Eyes to the Sky
It’s important to remember walleyes have good vision, particularly in low light. While it may be critical to “pound” a jig on the bottom for species such as perch or crappie, you don’t need to do that with walleye.

When you have a walleye eyeing your lure, attempt to move the fish higher in the water column. Their eyes are on top of their head, making it natural for them to follow food upwards. The more you can “work” a walleye up and away from the bottom, the higher the likelihood you will get it to commit. Often, once you get a walleye to chase your lure off the bottom, a second walleye will move in and bite before the original fish.

Go High, Go Low
I always like to have a rod set at 3 to 6 feet off the bottom, even if that’s not where I’m marking fish. A presentation at this height draws suspended walleye close enough to mark them. If you didn’t know, your transducer’s sonar cone widens as it goes deeper. That means there could be suspended walleye nearby, but you are less likely to pick them up on your flasher than if they were near the bottom.

Inversely, even if you’re only marking suspended fish, keep a rod set tight to the bottom. There will always be walleye roaming within a foot of the bottom and this presentation is for them. This is all to say, flasher be damned, work the entire water column.

Bait and Switch
If you’re marking fish and not catching them while using the “go high, go low” technique, call an audible. Because lure preferences change by the hour, you need to be willing to adjust at the drop of a hat.

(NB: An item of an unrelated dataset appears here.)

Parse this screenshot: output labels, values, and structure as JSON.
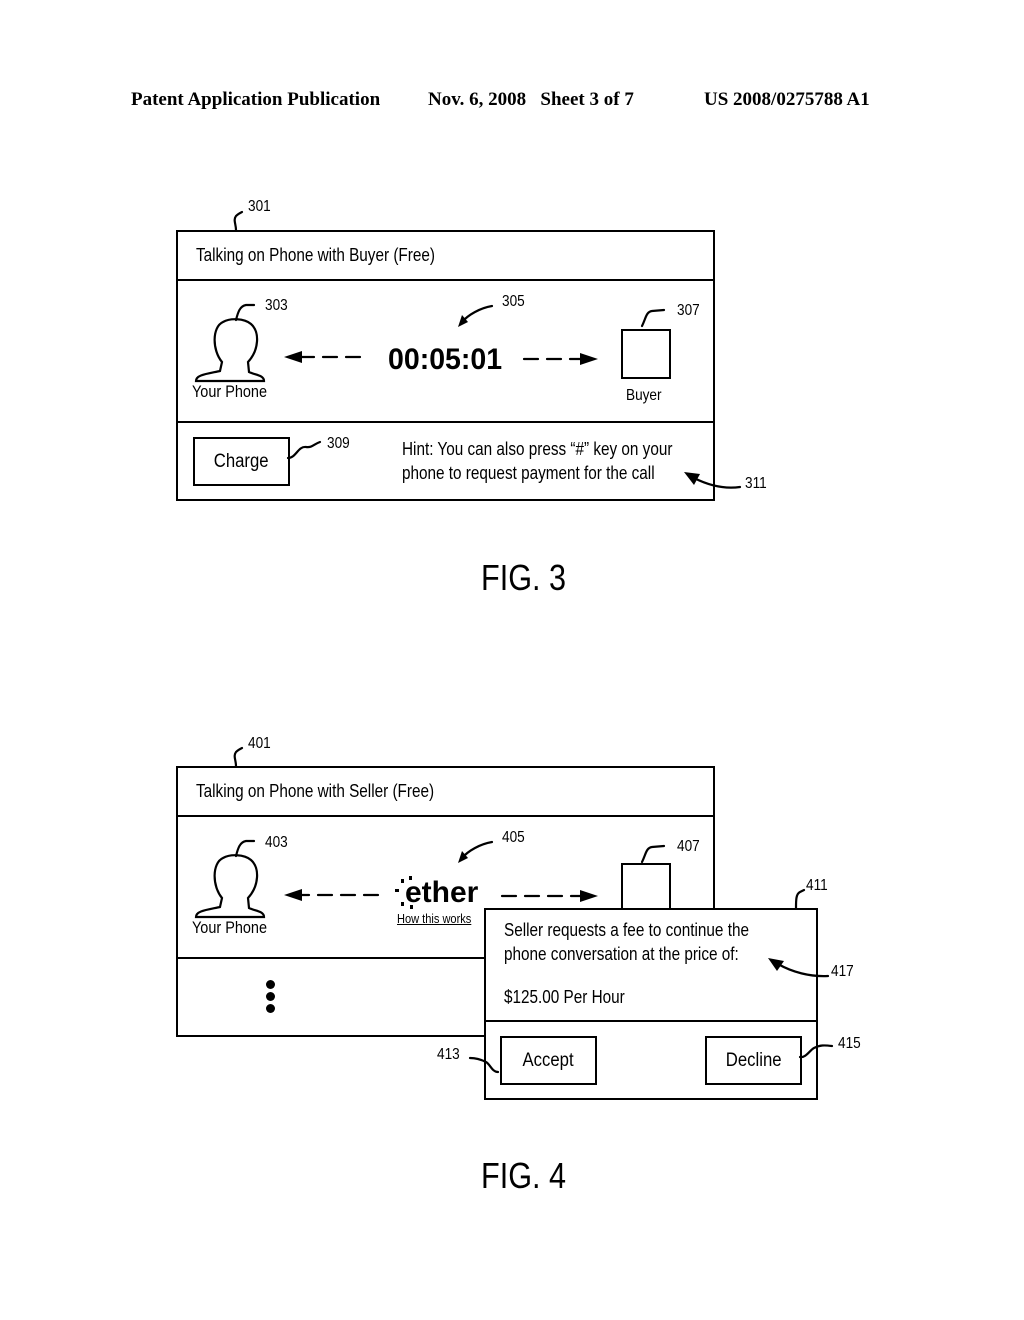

If a walleye is eyeing your low rod but not committing, reel up that line and drop the high rod in the fish’s face. This instant swap is a simple but deadly tactic. Many days the switch is all you need to get a walleye to commit, or to rule out presentations that just aren’t working. You can make this same swap if a finicky fish approaches your high rod.

Shake, Rattle, and Roll
Rattles have become increasingly popular over the last decade for walleye ice anglers. It’s for good reason. Because you can’t cover nearly as much ground as when you’re open water fishing, using a lure that can “call” fish in is critical.

A rattle spoon, such as the Northland Buckshot or Silver Streak Rattle Streak, can draw fish in from a distance. Now here’s a dirty secret: I usually don’t catch a ton of fish on the spoons themselves. They serve the purpose of bringing walleye in, but usually it’s another lure that seals the deal. Rattle spoons are a great option for when the flasher goes blank. Give the spoon a couple hard jigs, followed by a pause, then watch as nearby fish move in.

K.I.S.S.
In many matters besides ice fishing, we humans tend to complicate things. Sometimes that old adage “keep it simple, stupid” is what we need to remember out on the frozen lake. With all of the fancy bells and whistles available, oftentimes the best lure is a simple, plain jig on a dead stick. I can’t count the number of walleyes I’ve called in with glide baits or spoons, only to have them grab the cheapest presentation from my tackle box.

Not all jigs are created equal, though. Look for a jig with a high-quality, oversized hook. Many of the smaller jigs used for ice fishing aren’t long enough for a good hookset, especially when paired with a hearty minnow. The Clam Drop TG and Northland Long Shank Fireball are my go-to jigs for this reason.

Just as most good pitchers have more than five pitches, and the best walleye anglers will have lots more tricks up their sleeves. But if you just master these five, you’ll be unlikely to strike out on most days.